━━━━━ EXERCISE INPUTS
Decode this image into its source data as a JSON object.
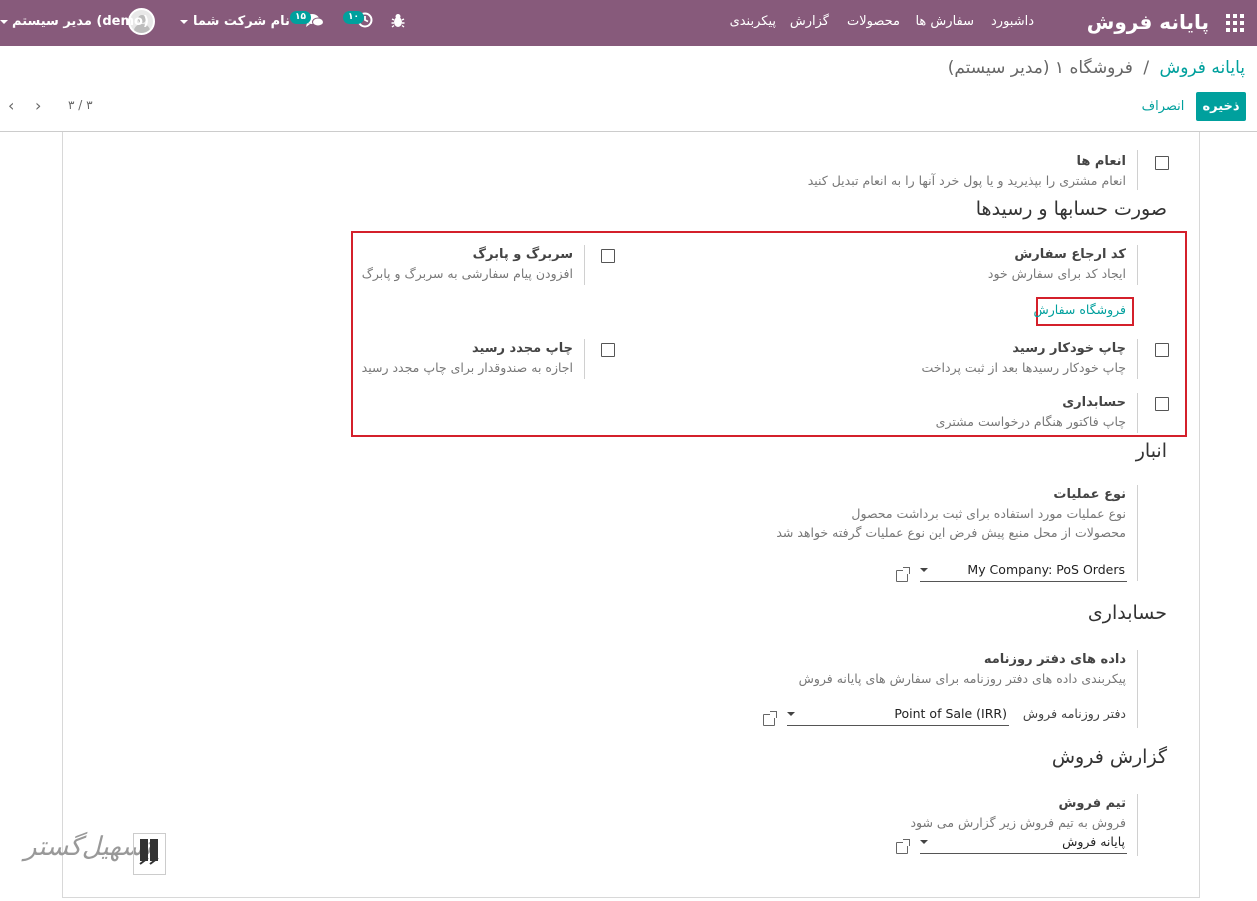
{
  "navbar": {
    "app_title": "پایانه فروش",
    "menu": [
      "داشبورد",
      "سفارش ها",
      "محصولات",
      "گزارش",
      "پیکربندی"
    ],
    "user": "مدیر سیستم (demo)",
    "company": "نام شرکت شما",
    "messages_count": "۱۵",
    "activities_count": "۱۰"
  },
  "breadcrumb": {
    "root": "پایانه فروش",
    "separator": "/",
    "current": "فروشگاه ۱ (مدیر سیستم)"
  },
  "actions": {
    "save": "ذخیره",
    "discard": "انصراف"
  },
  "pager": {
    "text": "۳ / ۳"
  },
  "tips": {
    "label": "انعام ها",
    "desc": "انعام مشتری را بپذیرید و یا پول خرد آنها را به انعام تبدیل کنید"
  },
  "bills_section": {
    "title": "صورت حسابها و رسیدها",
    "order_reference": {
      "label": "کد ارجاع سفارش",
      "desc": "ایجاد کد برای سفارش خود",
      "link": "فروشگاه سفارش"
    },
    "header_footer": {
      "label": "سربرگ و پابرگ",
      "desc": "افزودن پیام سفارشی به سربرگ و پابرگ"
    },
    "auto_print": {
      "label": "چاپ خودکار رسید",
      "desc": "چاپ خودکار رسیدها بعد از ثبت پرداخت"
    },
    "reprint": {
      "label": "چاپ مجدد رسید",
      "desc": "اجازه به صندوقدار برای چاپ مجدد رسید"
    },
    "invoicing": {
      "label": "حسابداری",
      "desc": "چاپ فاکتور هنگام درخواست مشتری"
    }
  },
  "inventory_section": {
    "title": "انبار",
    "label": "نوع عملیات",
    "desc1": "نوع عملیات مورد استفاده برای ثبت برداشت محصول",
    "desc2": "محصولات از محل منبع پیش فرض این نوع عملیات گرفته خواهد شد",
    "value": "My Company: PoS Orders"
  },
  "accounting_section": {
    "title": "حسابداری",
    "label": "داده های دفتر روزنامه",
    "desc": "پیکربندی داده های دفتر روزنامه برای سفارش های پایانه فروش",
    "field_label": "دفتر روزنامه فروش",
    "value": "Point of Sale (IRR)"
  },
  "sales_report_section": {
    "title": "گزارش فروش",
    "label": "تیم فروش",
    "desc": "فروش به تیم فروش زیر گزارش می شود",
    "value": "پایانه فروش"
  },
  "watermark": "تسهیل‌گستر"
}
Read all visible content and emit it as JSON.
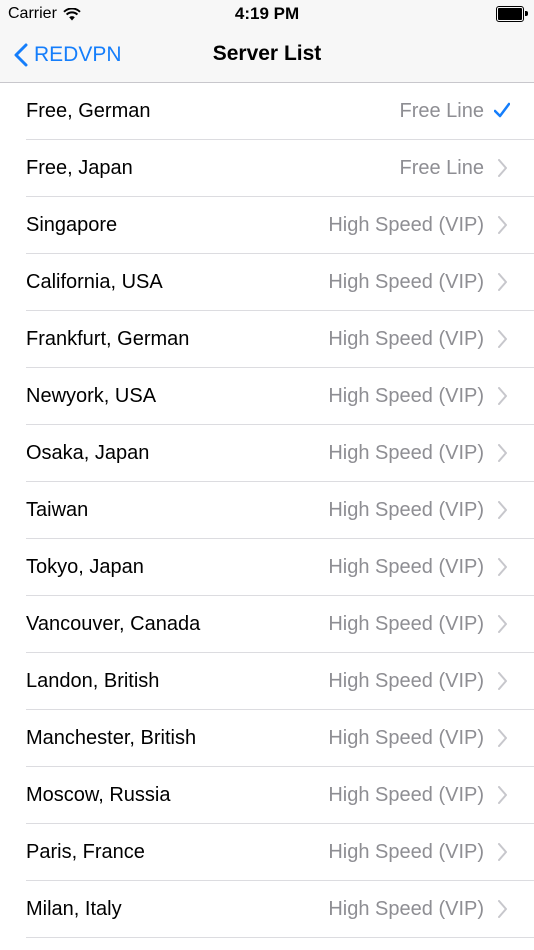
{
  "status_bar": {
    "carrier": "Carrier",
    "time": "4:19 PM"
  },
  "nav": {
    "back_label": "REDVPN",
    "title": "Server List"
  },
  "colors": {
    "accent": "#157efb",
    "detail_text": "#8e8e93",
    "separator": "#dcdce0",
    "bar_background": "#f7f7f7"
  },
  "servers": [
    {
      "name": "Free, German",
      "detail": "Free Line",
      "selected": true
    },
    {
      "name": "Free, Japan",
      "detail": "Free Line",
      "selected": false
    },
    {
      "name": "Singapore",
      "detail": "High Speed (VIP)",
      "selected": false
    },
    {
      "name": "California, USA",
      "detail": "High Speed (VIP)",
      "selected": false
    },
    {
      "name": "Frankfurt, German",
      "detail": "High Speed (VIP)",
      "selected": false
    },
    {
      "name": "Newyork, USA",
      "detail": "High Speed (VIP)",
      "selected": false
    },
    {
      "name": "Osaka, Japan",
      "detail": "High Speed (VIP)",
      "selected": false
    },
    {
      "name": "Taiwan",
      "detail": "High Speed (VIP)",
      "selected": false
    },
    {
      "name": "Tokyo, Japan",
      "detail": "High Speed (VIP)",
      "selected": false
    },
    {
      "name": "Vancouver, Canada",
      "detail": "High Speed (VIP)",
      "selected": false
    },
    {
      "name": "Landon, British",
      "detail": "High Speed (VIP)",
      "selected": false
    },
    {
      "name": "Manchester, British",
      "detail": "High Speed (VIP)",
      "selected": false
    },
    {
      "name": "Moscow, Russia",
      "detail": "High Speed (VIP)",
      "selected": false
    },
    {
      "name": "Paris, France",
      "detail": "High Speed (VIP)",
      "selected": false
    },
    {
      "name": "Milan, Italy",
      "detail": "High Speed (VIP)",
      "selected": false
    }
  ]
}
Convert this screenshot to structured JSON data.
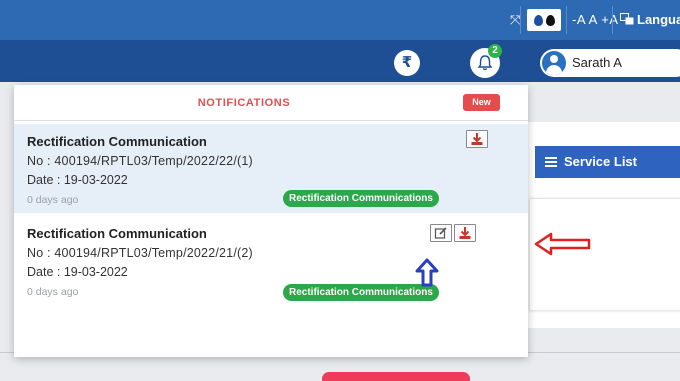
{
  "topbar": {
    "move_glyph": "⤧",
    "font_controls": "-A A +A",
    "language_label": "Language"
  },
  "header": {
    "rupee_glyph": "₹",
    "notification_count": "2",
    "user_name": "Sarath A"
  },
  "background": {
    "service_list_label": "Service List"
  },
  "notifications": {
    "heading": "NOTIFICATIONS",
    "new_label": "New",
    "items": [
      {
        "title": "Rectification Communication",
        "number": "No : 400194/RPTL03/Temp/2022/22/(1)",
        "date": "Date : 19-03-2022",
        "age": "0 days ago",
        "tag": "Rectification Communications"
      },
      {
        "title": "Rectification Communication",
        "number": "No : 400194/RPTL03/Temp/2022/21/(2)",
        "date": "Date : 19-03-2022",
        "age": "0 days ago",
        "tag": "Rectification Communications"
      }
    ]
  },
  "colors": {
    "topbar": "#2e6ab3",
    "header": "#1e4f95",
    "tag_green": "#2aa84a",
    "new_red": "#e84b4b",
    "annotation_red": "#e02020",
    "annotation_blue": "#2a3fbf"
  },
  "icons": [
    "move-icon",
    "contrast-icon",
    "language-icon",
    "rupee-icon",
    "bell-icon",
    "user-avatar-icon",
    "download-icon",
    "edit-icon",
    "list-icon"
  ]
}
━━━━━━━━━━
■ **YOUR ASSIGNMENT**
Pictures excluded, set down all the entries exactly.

■ **REPLY**
Decode this image into its source data as a JSON object.
{
  "navbar": {
    "app_title": "پایانه فروش",
    "menu": [
      "داشبورد",
      "سفارش ها",
      "محصولات",
      "گزارش",
      "پیکربندی"
    ],
    "user": "مدیر سیستم (demo)",
    "company": "نام شرکت شما",
    "messages_count": "۱۵",
    "activities_count": "۱۰"
  },
  "breadcrumb": {
    "root": "پایانه فروش",
    "separator": "/",
    "current": "فروشگاه ۱ (مدیر سیستم)"
  },
  "actions": {
    "save": "ذخیره",
    "discard": "انصراف"
  },
  "pager": {
    "text": "۳ / ۳"
  },
  "tips": {
    "label": "انعام ها",
    "desc": "انعام مشتری را بپذیرید و یا پول خرد آنها را به انعام تبدیل کنید"
  },
  "bills_section": {
    "title": "صورت حسابها و رسیدها",
    "order_reference": {
      "label": "کد ارجاع سفارش",
      "desc": "ایجاد کد برای سفارش خود",
      "link": "فروشگاه سفارش"
    },
    "header_footer": {
      "label": "سربرگ و پابرگ",
      "desc": "افزودن پیام سفارشی به سربرگ و پابرگ"
    },
    "auto_print": {
      "label": "چاپ خودکار رسید",
      "desc": "چاپ خودکار رسیدها بعد از ثبت پرداخت"
    },
    "reprint": {
      "label": "چاپ مجدد رسید",
      "desc": "اجازه به صندوقدار برای چاپ مجدد رسید"
    },
    "invoicing": {
      "label": "حسابداری",
      "desc": "چاپ فاکتور هنگام درخواست مشتری"
    }
  },
  "inventory_section": {
    "title": "انبار",
    "label": "نوع عملیات",
    "desc1": "نوع عملیات مورد استفاده برای ثبت برداشت محصول",
    "desc2": "محصولات از محل منبع پیش فرض این نوع عملیات گرفته خواهد شد",
    "value": "My Company: PoS Orders"
  },
  "accounting_section": {
    "title": "حسابداری",
    "label": "داده های دفتر روزنامه",
    "desc": "پیکربندی داده های دفتر روزنامه برای سفارش های پایانه فروش",
    "field_label": "دفتر روزنامه فروش",
    "value": "Point of Sale (IRR)"
  },
  "sales_report_section": {
    "title": "گزارش فروش",
    "label": "تیم فروش",
    "desc": "فروش به تیم فروش زیر گزارش می شود",
    "value": "پایانه فروش"
  },
  "watermark": "تسهیل‌گستر"
}
Read all visible content and emit it as JSON.
{
  "status_bar": {
    "carrier": "Carrier",
    "time": "4:19 PM"
  },
  "nav": {
    "back_label": "REDVPN",
    "title": "Server List"
  },
  "colors": {
    "accent": "#157efb",
    "detail_text": "#8e8e93",
    "separator": "#dcdce0",
    "bar_background": "#f7f7f7"
  },
  "servers": [
    {
      "name": "Free, German",
      "detail": "Free Line",
      "selected": true
    },
    {
      "name": "Free, Japan",
      "detail": "Free Line",
      "selected": false
    },
    {
      "name": "Singapore",
      "detail": "High Speed (VIP)",
      "selected": false
    },
    {
      "name": "California, USA",
      "detail": "High Speed (VIP)",
      "selected": false
    },
    {
      "name": "Frankfurt, German",
      "detail": "High Speed (VIP)",
      "selected": false
    },
    {
      "name": "Newyork, USA",
      "detail": "High Speed (VIP)",
      "selected": false
    },
    {
      "name": "Osaka, Japan",
      "detail": "High Speed (VIP)",
      "selected": false
    },
    {
      "name": "Taiwan",
      "detail": "High Speed (VIP)",
      "selected": false
    },
    {
      "name": "Tokyo, Japan",
      "detail": "High Speed (VIP)",
      "selected": false
    },
    {
      "name": "Vancouver, Canada",
      "detail": "High Speed (VIP)",
      "selected": false
    },
    {
      "name": "Landon, British",
      "detail": "High Speed (VIP)",
      "selected": false
    },
    {
      "name": "Manchester, British",
      "detail": "High Speed (VIP)",
      "selected": false
    },
    {
      "name": "Moscow, Russia",
      "detail": "High Speed (VIP)",
      "selected": false
    },
    {
      "name": "Paris, France",
      "detail": "High Speed (VIP)",
      "selected": false
    },
    {
      "name": "Milan, Italy",
      "detail": "High Speed (VIP)",
      "selected": false
    }
  ]
}
Convert this screenshot to structured JSON data.
{
  "topbar": {
    "move_glyph": "⤧",
    "font_controls": "-A A +A",
    "language_label": "Language"
  },
  "header": {
    "rupee_glyph": "₹",
    "notification_count": "2",
    "user_name": "Sarath A"
  },
  "background": {
    "service_list_label": "Service List"
  },
  "notifications": {
    "heading": "NOTIFICATIONS",
    "new_label": "New",
    "items": [
      {
        "title": "Rectification Communication",
        "number": "No : 400194/RPTL03/Temp/2022/22/(1)",
        "date": "Date : 19-03-2022",
        "age": "0 days ago",
        "tag": "Rectification Communications"
      },
      {
        "title": "Rectification Communication",
        "number": "No : 400194/RPTL03/Temp/2022/21/(2)",
        "date": "Date : 19-03-2022",
        "age": "0 days ago",
        "tag": "Rectification Communications"
      }
    ]
  },
  "colors": {
    "topbar": "#2e6ab3",
    "header": "#1e4f95",
    "tag_green": "#2aa84a",
    "new_red": "#e84b4b",
    "annotation_red": "#e02020",
    "annotation_blue": "#2a3fbf"
  },
  "icons": [
    "move-icon",
    "contrast-icon",
    "language-icon",
    "rupee-icon",
    "bell-icon",
    "user-avatar-icon",
    "download-icon",
    "edit-icon",
    "list-icon"
  ]
}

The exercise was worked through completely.